(Supplied material Opens)
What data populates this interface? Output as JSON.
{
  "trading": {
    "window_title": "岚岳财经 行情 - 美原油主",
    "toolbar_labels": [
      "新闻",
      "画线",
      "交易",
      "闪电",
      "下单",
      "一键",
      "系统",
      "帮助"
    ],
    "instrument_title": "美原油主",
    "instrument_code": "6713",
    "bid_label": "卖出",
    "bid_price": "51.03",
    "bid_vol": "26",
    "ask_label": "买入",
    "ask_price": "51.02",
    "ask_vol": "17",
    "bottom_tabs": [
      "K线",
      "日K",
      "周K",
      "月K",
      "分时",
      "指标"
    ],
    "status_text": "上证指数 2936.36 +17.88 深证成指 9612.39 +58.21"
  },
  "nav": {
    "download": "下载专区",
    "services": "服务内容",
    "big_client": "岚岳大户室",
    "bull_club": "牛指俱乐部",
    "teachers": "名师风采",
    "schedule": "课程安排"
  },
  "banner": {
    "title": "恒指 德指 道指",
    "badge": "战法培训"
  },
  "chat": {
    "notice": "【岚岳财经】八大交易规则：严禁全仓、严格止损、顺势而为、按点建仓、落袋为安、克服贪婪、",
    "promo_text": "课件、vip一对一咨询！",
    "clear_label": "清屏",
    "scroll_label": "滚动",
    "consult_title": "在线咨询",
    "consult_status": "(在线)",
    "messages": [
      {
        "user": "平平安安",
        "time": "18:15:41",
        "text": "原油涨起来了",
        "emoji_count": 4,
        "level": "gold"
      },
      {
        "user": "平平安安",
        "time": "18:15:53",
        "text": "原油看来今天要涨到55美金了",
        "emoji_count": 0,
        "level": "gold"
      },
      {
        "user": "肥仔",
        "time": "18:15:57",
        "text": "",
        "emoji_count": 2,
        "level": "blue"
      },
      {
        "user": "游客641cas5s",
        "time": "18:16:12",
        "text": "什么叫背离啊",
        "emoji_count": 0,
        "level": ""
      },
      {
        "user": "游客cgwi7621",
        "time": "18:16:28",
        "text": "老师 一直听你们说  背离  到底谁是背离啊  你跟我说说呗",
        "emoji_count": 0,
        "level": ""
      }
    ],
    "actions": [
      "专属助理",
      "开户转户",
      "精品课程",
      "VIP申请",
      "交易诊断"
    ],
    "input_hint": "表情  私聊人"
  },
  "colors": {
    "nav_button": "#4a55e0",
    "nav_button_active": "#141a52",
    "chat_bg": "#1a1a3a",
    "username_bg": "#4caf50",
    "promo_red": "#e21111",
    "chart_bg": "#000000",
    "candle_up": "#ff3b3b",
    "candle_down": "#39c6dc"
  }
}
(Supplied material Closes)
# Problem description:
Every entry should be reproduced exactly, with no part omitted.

# Response to the task:
What data populates this interface? Output as JSON.
{
  "trading": {
    "window_title": "岚岳财经 行情 - 美原油主",
    "toolbar_labels": [
      "新闻",
      "画线",
      "交易",
      "闪电",
      "下单",
      "一键",
      "系统",
      "帮助"
    ],
    "instrument_title": "美原油主",
    "instrument_code": "6713",
    "bid_label": "卖出",
    "bid_price": "51.03",
    "bid_vol": "26",
    "ask_label": "买入",
    "ask_price": "51.02",
    "ask_vol": "17",
    "bottom_tabs": [
      "K线",
      "日K",
      "周K",
      "月K",
      "分时",
      "指标"
    ],
    "status_text": "上证指数 2936.36 +17.88 深证成指 9612.39 +58.21"
  },
  "nav": {
    "download": "下载专区",
    "services": "服务内容",
    "big_client": "岚岳大户室",
    "bull_club": "牛指俱乐部",
    "teachers": "名师风采",
    "schedule": "课程安排"
  },
  "banner": {
    "title": "恒指 德指 道指",
    "badge": "战法培训"
  },
  "chat": {
    "notice": "【岚岳财经】八大交易规则：严禁全仓、严格止损、顺势而为、按点建仓、落袋为安、克服贪婪、",
    "promo_text": "课件、vip一对一咨询！",
    "clear_label": "清屏",
    "scroll_label": "滚动",
    "consult_title": "在线咨询",
    "consult_status": "(在线)",
    "messages": [
      {
        "user": "平平安安",
        "time": "18:15:41",
        "text": "原油涨起来了",
        "emoji_count": 4,
        "level": "gold"
      },
      {
        "user": "平平安安",
        "time": "18:15:53",
        "text": "原油看来今天要涨到55美金了",
        "emoji_count": 0,
        "level": "gold"
      },
      {
        "user": "肥仔",
        "time": "18:15:57",
        "text": "",
        "emoji_count": 2,
        "level": "blue"
      },
      {
        "user": "游客641cas5s",
        "time": "18:16:12",
        "text": "什么叫背离啊",
        "emoji_count": 0,
        "level": ""
      },
      {
        "user": "游客cgwi7621",
        "time": "18:16:28",
        "text": "老师 一直听你们说  背离  到底谁是背离啊  你跟我说说呗",
        "emoji_count": 0,
        "level": ""
      }
    ],
    "actions": [
      "专属助理",
      "开户转户",
      "精品课程",
      "VIP申请",
      "交易诊断"
    ],
    "input_hint": "表情  私聊人"
  },
  "colors": {
    "nav_button": "#4a55e0",
    "nav_button_active": "#141a52",
    "chat_bg": "#1a1a3a",
    "username_bg": "#4caf50",
    "promo_red": "#e21111",
    "chart_bg": "#000000",
    "candle_up": "#ff3b3b",
    "candle_down": "#39c6dc"
  }
}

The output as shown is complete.